Did you know 65% Colorado residents own a pet? In 2023, Forbes magazine identified Colorado as having the most devoted dog owners in America! Colorado dog owners are more likely to purchase a home, rather than rent, to accommodate their dog’s needs. In order to spend more time with their dog, 7% of Colorado dog owners have left a job for a more pet-friendly option. Some dog owners put their dog’s needs before their own: 11% stayed at a job they disliked because of the pet-friendly perks. More than 39% of dog owners tightened their budget to afford their dogs’ expenses.

This is great news for Colorado-based animal welfare organizations. Colorado residents are a dream for shelters and rescues that work to rehome dogs into loving, supportive families that will provide them with a lifetime of care. It is essential for the success of Colorado-based animal welfare organizations that residents adopt locally, rather than shopping online, adopting out of state, or buying from a breeder.
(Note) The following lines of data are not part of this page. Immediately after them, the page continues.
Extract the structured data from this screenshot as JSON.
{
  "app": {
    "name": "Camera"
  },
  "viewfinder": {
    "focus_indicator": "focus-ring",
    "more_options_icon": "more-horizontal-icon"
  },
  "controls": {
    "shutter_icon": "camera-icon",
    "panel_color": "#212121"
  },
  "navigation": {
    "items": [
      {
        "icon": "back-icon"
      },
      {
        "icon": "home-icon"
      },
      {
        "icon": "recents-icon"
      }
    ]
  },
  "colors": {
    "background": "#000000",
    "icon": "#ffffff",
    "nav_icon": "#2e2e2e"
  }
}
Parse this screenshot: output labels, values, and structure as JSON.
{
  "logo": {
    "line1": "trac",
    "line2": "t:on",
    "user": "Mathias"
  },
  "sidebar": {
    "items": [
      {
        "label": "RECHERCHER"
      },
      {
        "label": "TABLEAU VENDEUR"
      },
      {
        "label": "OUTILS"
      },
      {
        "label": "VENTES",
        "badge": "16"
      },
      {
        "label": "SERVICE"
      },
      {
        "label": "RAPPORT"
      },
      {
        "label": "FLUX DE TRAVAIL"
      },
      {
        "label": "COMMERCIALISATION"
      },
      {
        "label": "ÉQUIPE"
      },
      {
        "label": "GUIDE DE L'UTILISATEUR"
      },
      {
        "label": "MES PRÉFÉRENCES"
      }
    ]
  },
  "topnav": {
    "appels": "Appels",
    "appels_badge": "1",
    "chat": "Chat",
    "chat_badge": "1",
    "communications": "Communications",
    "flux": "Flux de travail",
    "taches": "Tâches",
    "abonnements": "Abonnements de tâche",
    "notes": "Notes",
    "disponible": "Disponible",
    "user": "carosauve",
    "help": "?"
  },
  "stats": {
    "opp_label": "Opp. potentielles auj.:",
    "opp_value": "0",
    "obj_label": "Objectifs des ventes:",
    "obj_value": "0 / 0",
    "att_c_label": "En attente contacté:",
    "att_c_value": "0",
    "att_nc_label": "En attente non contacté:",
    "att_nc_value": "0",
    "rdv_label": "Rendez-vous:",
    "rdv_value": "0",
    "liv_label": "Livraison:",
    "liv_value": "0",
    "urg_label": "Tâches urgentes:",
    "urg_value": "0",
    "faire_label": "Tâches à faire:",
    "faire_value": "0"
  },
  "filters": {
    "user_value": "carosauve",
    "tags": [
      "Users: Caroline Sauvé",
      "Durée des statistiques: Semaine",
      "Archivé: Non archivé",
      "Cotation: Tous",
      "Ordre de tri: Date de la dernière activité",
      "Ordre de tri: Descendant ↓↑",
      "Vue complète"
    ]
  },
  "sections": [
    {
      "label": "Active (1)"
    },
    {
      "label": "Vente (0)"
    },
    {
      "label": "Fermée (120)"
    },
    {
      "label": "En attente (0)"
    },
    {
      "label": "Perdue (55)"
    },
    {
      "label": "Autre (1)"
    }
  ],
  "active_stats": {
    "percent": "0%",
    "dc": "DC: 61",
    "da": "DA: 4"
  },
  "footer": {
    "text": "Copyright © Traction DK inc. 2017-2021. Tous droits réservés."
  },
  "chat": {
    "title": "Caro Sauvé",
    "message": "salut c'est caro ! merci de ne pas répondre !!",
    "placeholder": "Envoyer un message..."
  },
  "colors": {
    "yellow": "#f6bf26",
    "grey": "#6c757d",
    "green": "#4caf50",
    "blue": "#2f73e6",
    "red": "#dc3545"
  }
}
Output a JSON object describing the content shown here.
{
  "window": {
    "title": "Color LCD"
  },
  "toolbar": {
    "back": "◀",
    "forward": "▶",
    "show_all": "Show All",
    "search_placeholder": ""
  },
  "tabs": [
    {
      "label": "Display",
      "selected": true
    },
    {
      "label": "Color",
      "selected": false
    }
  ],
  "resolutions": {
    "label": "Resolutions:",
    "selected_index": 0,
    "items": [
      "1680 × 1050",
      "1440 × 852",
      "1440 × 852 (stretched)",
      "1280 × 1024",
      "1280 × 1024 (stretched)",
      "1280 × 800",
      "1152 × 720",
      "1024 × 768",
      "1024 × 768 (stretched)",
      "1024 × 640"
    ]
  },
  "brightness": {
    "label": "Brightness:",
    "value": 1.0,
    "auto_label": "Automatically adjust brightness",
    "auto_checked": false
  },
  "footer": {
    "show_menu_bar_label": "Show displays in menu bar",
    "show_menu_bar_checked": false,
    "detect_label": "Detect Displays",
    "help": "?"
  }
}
Now for the challenges. La Plata County has its own pet overpopulation problem and is struggling to find enough adopters for stray and surrendered dogs. Since 2018, LPCHS have seen a 107% increase in stray and surrendered dogs from Ignacio. In addition, it is estimated that there are 250,000 stray dogs on the Navajo Nation, and with this area only three hours away, the problem spills over into La Plata County. Lisa Parker, a Durango native, has been helping to address this issue for more than 10 years by taking in dogs and puppies from remote areas in the Four Corners. Several other rescue organizations work to reduce, rescue and rehome dogs from the Navajo Nation. LPCHS is not one of these organizations. LPCHS serves as an open-admission shelter for La Plata County residents and pets found in La Plata County. Well-intentioned travelers often pick up a stray dog on the Navajo Nation and bring them to LPCHS. Unfortunately, the humane society does not have the capacity to take in dogs from outside La Plata County. It is all we can do to manage the dogs in need within La Plata County. If you are interested in helping with dog rescue efforts on the Navajo Nation, look into these rescue groups: Best Friends, Arizona Humane Society, Blackhat Humane Society, RezDawg Rescue and Underdog Animal Rescue.

Since 2022, LPCHS consistently operates over capacity. A manageable population of dogs for the humane society to care for is between 63 and 83. Currently, LPC HS has 113 dogs in its care. This trend of overcrowding is being seen in rescues and shelters nationwide.

Now, more than ever, animal welfare organizations need residents to support their local shelters and rescues. Support includes: adopting locally, volunteering, becoming a member, donating monthly or annually, and making a planned gift to ensure the future of animal welfare.

For more information, contact LPCHS at info@lpchumanesociety.org, or call 259-2847.

Colleen Dunning is La Plata County Humane Society development manager.